In Iceland, I have mostly German, British, and Scandinavian riders who come on horse tour, but the few Frenchies that drop in are usually the most memorable. Either they don’t speak a word of English, have no idea to ride or ride better than everyone else, and often drink wine like water. I met a Mr. Berquin this summer, one of the founding creators of the Henson horse breed – a cross between a French riding horse and Norwegian fjord horse. He invited me to ride at his farm, their origin in the Baie de Somme, but as fate would have it, I couldn’t make the trip dates.

the Pont du Gard near Nimes

Instead, I had the weekend before free, and thought I should go riding in France anyway, and after finding a Wow Air return flight for barely more than 100 euros to Paris and a bus ticket from there to Lyon for 9 euros each way, I just went. The south of France sounded much warmer anyway, and I couldn’t think of a better way to spend such little money in Reykjavik.

Alicia and I on the beach in the south of France

I have this other fun French friend I met last year on the Golden Circle, Alicia who also rode with me earlier this year in Kyrgyzstan. She lives in Lyon and decided we should go to Camargue and ride their big white beach horses. After a night in Paris (you always have to stay the night in Paris when you get the chance!) and a few hours in the bus, we were in Lyon drinking wine.

wine tasting at Chateau La Borie

The journey from Lyon to Camargue takes you through the heart of Côtes du Rhône, home to some of the best red wines in France. We stopped at a few vineyards (, and one in Chateuneuf-du-Pape, and ended our day trip at the Pont du Gard, that bridge and ancient Roman aqueduct that you’ve seen a hundred times in videos but never realized how to get there. That night we had dinner at the beach town Saintes-Maries-de-la-mer (why is the town name so long and how many St. Mary’s are there?), which, very appropriately, was a huge portion of moules et frites with white wine from the region.

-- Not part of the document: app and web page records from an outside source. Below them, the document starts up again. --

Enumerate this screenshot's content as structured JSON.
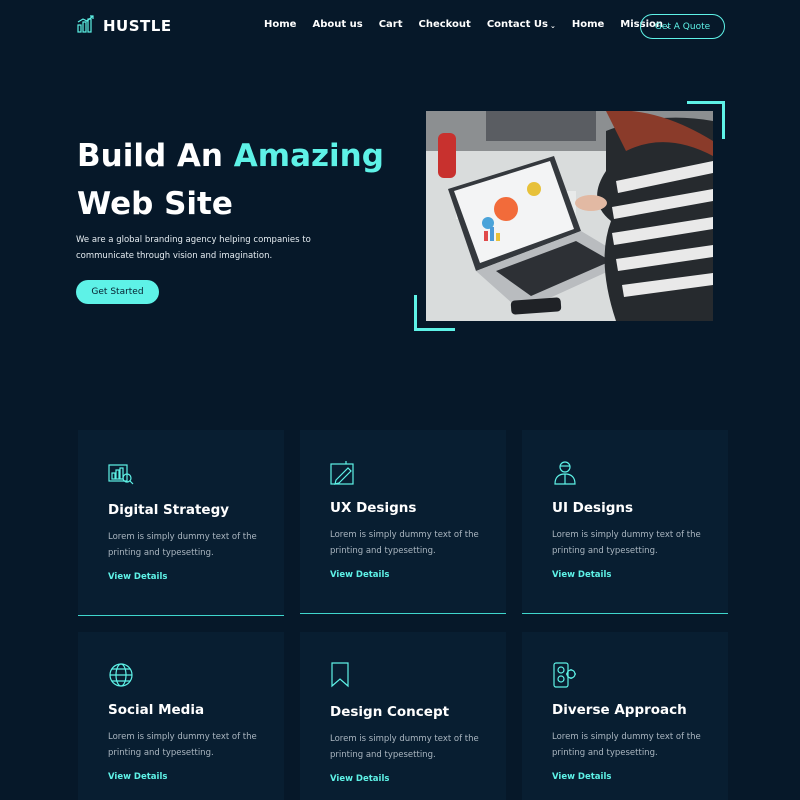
{
  "brand": {
    "name": "HUSTLE"
  },
  "nav": {
    "items": [
      {
        "label": "Home"
      },
      {
        "label": "About us"
      },
      {
        "label": "Cart"
      },
      {
        "label": "Checkout"
      },
      {
        "label": "Contact Us"
      },
      {
        "label": "Home"
      },
      {
        "label": "Mission"
      }
    ],
    "cta": "Get A Quote"
  },
  "hero": {
    "title_line1_prefix": "Build An ",
    "title_line1_accent": "Amazing",
    "title_line2": "Web Site",
    "description": "We are a global branding agency helping companies to communicate through vision and imagination.",
    "button": "Get Started"
  },
  "services": [
    {
      "title": "Digital Strategy",
      "desc": "Lorem is simply dummy text of the printing and typesetting.",
      "link": "View Details",
      "icon": "analytics-icon"
    },
    {
      "title": "UX Designs",
      "desc": "Lorem is simply dummy text of the printing and typesetting.",
      "link": "View Details",
      "icon": "pen-tool-icon"
    },
    {
      "title": "UI Designs",
      "desc": "Lorem is simply dummy text of the printing and typesetting.",
      "link": "View Details",
      "icon": "designer-icon"
    },
    {
      "title": "Social Media",
      "desc": "Lorem is simply dummy text of the printing and typesetting.",
      "link": "View Details",
      "icon": "globe-icon"
    },
    {
      "title": "Design Concept",
      "desc": "Lorem is simply dummy text of the printing and typesetting.",
      "link": "View Details",
      "icon": "bookmark-icon"
    },
    {
      "title": "Diverse Approach",
      "desc": "Lorem is simply dummy text of the printing and typesetting.",
      "link": "View Details",
      "icon": "mobile-gear-icon"
    }
  ],
  "colors": {
    "background": "#061829",
    "card": "#081e31",
    "accent": "#5ef2e7"
  }
}
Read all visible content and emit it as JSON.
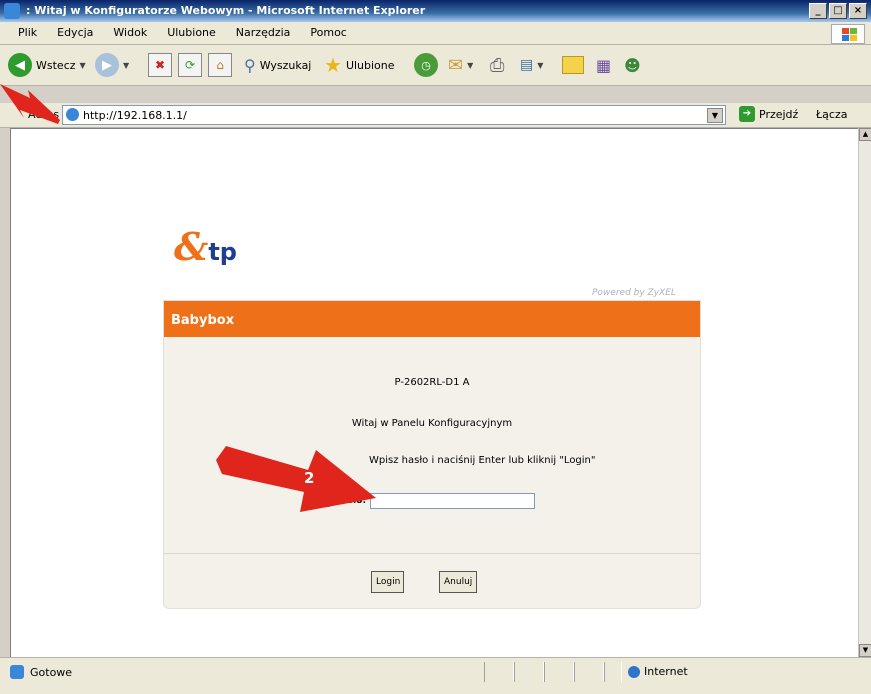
{
  "window": {
    "title": ": Witaj w Konfiguratorze Webowym - Microsoft Internet Explorer",
    "btn_min": "_",
    "btn_max": "□",
    "btn_close": "×"
  },
  "menu": [
    "Plik",
    "Edycja",
    "Widok",
    "Ulubione",
    "Narzędzia",
    "Pomoc"
  ],
  "toolbar": {
    "back_label": "Wstecz",
    "search_label": "Wyszukaj",
    "favorites_label": "Ulubione"
  },
  "address": {
    "label": "Adres",
    "url": "http://192.168.1.1/",
    "go_label": "Przejdź",
    "links_label": "Łącza"
  },
  "page": {
    "logo_letter": "&",
    "logo_text": "tp",
    "powered": "Powered by ZyXEL",
    "panel_title": "Babybox",
    "model": "P-2602RL-D1 A",
    "welcome": "Witaj w Panelu Konfiguracyjnym",
    "instruction": "Wpisz hasło i naciśnij Enter lub kliknij \"Login\"",
    "password_label": "Hasło:",
    "password_value": "",
    "login_button": "Login",
    "cancel_button": "Anuluj"
  },
  "annotations": {
    "arrow2_label": "2"
  },
  "status": {
    "text": "Gotowe",
    "zone": "Internet"
  },
  "colors": {
    "accent_orange": "#ee7018",
    "annotation_red": "#e0261c"
  }
}
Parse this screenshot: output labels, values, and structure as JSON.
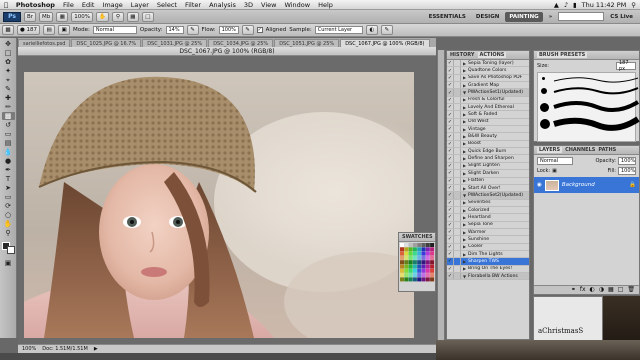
{
  "menubar": {
    "app": "Photoshop",
    "items": [
      "File",
      "Edit",
      "Image",
      "Layer",
      "Select",
      "Filter",
      "Analysis",
      "3D",
      "View",
      "Window",
      "Help"
    ],
    "clock": "Thu 11:42 PM"
  },
  "appbar": {
    "logo": "Ps",
    "zoom": "100%",
    "workspaces": [
      "ESSENTIALS",
      "DESIGN",
      "PAINTING"
    ],
    "cs_live": "CS Live"
  },
  "options": {
    "mode_label": "Mode:",
    "mode_value": "Normal",
    "opacity_label": "Opacity:",
    "opacity_value": "14%",
    "flow_label": "Flow:",
    "flow_value": "100%",
    "aligned_label": "Aligned",
    "sample_label": "Sample:",
    "sample_value": "Current Layer"
  },
  "doc_tabs": [
    "sarielliefotos.psd",
    "DSC_1025.JPG @ 16.7%",
    "DSC_1031.JPG @ 25%",
    "DSC_1034.JPG @ 25%",
    "DSC_1051.JPG @ 25%",
    "DSC_1067.JPG @ 100% (RGB/8)"
  ],
  "window_title": "DSC_1067.JPG @ 100% (RGB/8)",
  "status": {
    "zoom": "100%",
    "doc": "Doc: 1.51M/1.51M"
  },
  "actions_panel": {
    "tabs": [
      "HISTORY",
      "ACTIONS"
    ],
    "rows": [
      {
        "label": "Sepia Toning (layer)",
        "type": "item"
      },
      {
        "label": "Quadtone Colors",
        "type": "item"
      },
      {
        "label": "Save As Photoshop PDF",
        "type": "item"
      },
      {
        "label": "Gradient Map",
        "type": "item"
      },
      {
        "label": "PWActionSet1(Updated)",
        "type": "set"
      },
      {
        "label": "Fresh & Colorful",
        "type": "item"
      },
      {
        "label": "Lovely And Ethereal",
        "type": "item"
      },
      {
        "label": "Soft & Faded",
        "type": "item"
      },
      {
        "label": "Old West",
        "type": "item"
      },
      {
        "label": "Vintage",
        "type": "item"
      },
      {
        "label": "B&W Beauty",
        "type": "item"
      },
      {
        "label": "Boost",
        "type": "item"
      },
      {
        "label": "Quick Edge Burn",
        "type": "item"
      },
      {
        "label": "Define and Sharpen",
        "type": "item"
      },
      {
        "label": "Slight Lighten",
        "type": "item"
      },
      {
        "label": "Slight Darken",
        "type": "item"
      },
      {
        "label": "Flatten",
        "type": "item"
      },
      {
        "label": "Start All Over!",
        "type": "item"
      },
      {
        "label": "PWActionSet2(Updated)",
        "type": "set"
      },
      {
        "label": "Seventies",
        "type": "item"
      },
      {
        "label": "Colorized",
        "type": "item"
      },
      {
        "label": "Heartland",
        "type": "item"
      },
      {
        "label": "Sepia Tone",
        "type": "item"
      },
      {
        "label": "Warmer",
        "type": "item"
      },
      {
        "label": "Sunshine",
        "type": "item"
      },
      {
        "label": "Cooler",
        "type": "item"
      },
      {
        "label": "Dim The Lights",
        "type": "item"
      },
      {
        "label": "Sharpen TWS",
        "type": "selected"
      },
      {
        "label": "Bring On The Eyes!",
        "type": "item"
      },
      {
        "label": "Florabella BW Actions",
        "type": "set"
      }
    ]
  },
  "brush_panel": {
    "title": "BRUSH PRESETS",
    "size_label": "Size:",
    "size_value": "187 px"
  },
  "layers_panel": {
    "tabs": [
      "LAYERS",
      "CHANNELS",
      "PATHS"
    ],
    "blend": "Normal",
    "opacity_label": "Opacity:",
    "opacity_value": "100%",
    "lock_label": "Lock:",
    "fill_label": "Fill:",
    "fill_value": "100%",
    "layer_name": "Background"
  },
  "swatches_panel": {
    "title": "SWATCHES"
  },
  "corner_text": "aChristmasS",
  "colors": {
    "selection": "#3875d7",
    "panel": "#d3d3d3",
    "workspace_bg": "#6b6b6b"
  }
}
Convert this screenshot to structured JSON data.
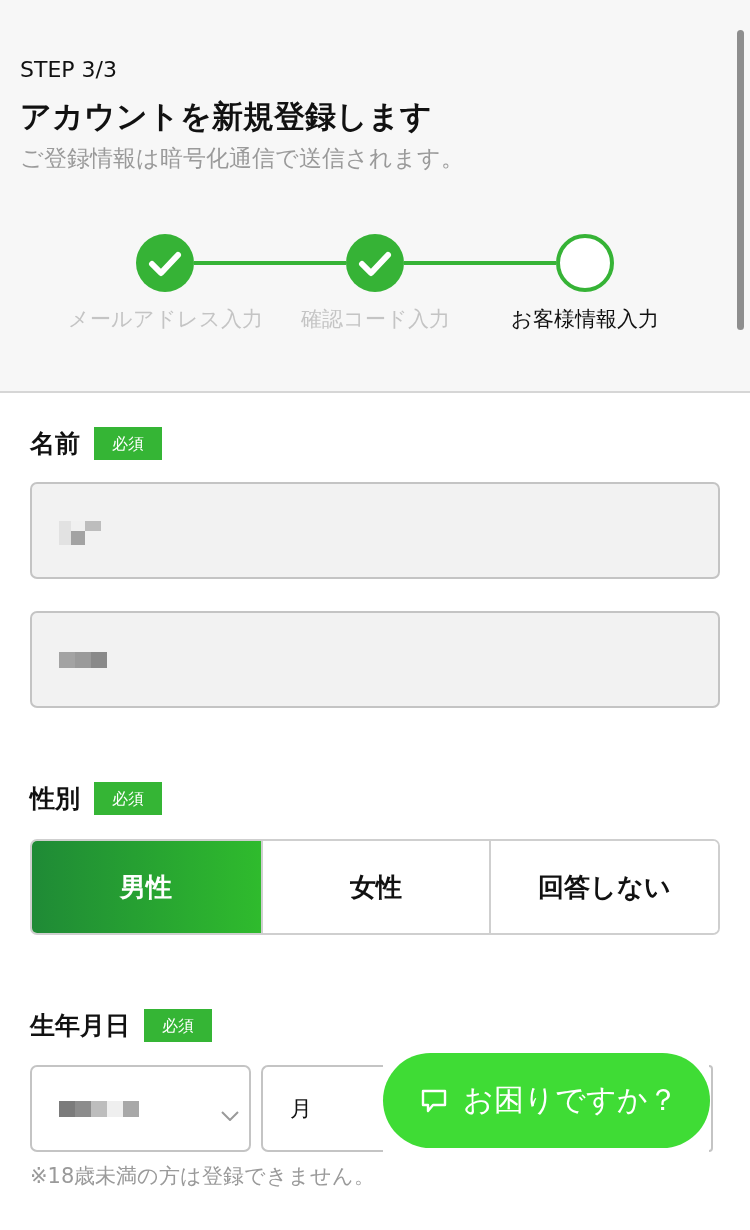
{
  "header": {
    "step": "STEP 3/3",
    "title": "アカウントを新規登録します",
    "subtitle": "ご登録情報は暗号化通信で送信されます。"
  },
  "stepper": [
    {
      "label": "メールアドレス入力",
      "done": true,
      "current": false
    },
    {
      "label": "確認コード入力",
      "done": true,
      "current": false
    },
    {
      "label": "お客様情報入力",
      "done": false,
      "current": true
    }
  ],
  "name": {
    "label": "名前",
    "badge": "必須",
    "fields": [
      {
        "masked": true
      },
      {
        "masked": true
      }
    ]
  },
  "gender": {
    "label": "性別",
    "badge": "必須",
    "options": [
      {
        "label": "男性",
        "selected": true
      },
      {
        "label": "女性",
        "selected": false
      },
      {
        "label": "回答しない",
        "selected": false
      }
    ]
  },
  "birthday": {
    "label": "生年月日",
    "badge": "必須",
    "selects": [
      {
        "masked": true
      },
      {
        "value": "月",
        "masked": false
      }
    ],
    "note": "※18歳未満の方は登録できません。"
  },
  "help_button": {
    "label": "お困りですか？"
  }
}
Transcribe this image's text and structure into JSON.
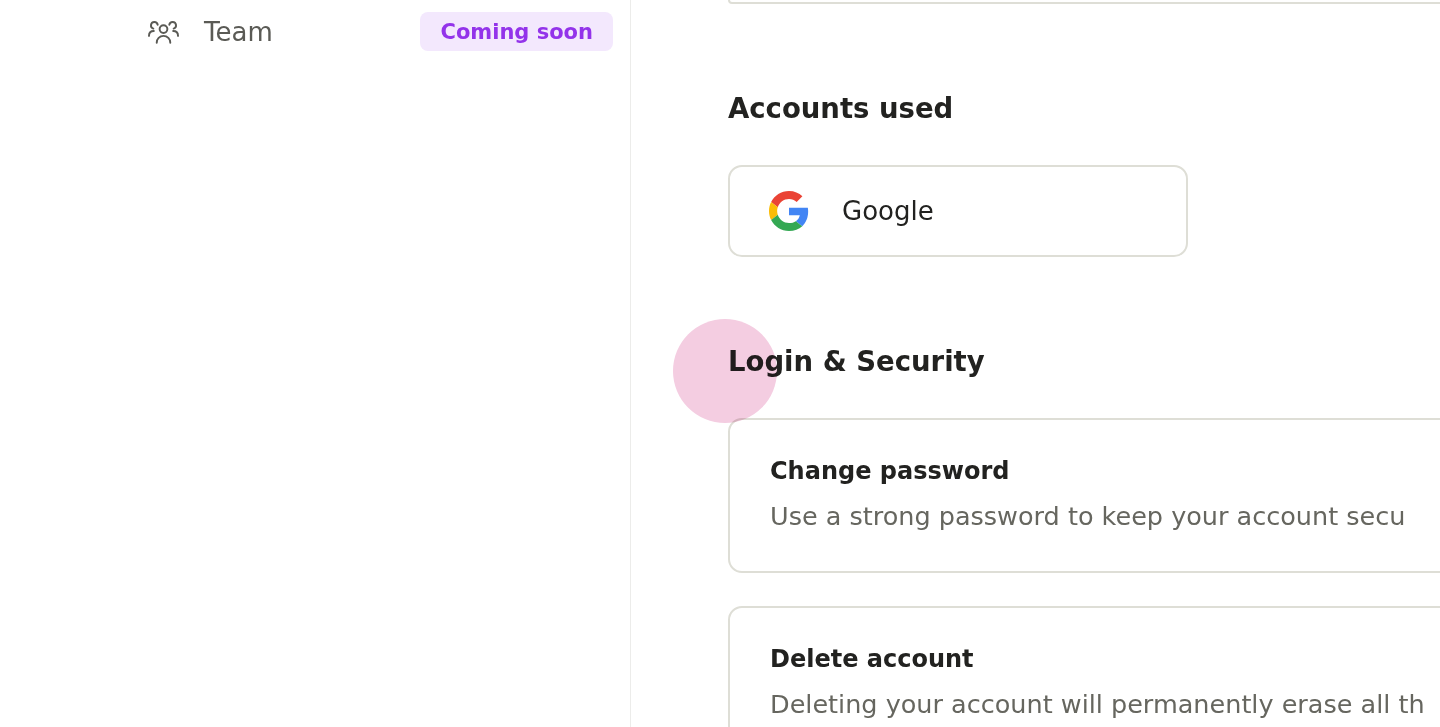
{
  "sidebar": {
    "items": [
      {
        "label": "Team",
        "badge": "Coming soon",
        "selected": false
      }
    ]
  },
  "accounts_used": {
    "title": "Accounts used",
    "accounts": [
      {
        "name": "Google"
      }
    ]
  },
  "login_security": {
    "title": "Login & Security",
    "cards": [
      {
        "title": "Change password",
        "description": "Use a strong password to keep your account secu"
      },
      {
        "title": "Delete account",
        "description": "Deleting your account will permanently erase all th"
      }
    ]
  }
}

horses on the ferry -transporting our transport across the little Rhone

We rode Camargue horses for the weekend, and thought we were special, but there were 5 others riding with us the first day (all but 1 were beginners).We galloped on the beach and rode past herds of flamingos, and had picnic lunches that always included rosé wine. I had a cool Camargue cowboy hat and traditional Camargue saddle, which turned out to be terribly uncomfortable, but at least I looked and felt like a real French cowgirl.

approaching another group of Camargue horses

We were one group of many, and only by the end of the weekend did we realize just how many other Camargue horse farms there were in the area. One one random trail crossing in the wetlands, there were 4 groups that actually intersected, causing enough of a traffic jam that maybe yield signs or traffic lights might need to be put up there one day. We had to cross one river, an offshoot of the Rhone, on a barge, and we took our horses on board just as easily as the cars were allowed to be ferried across. Its the first, and probably the last time, I´ve ever ridden a horse on a boat.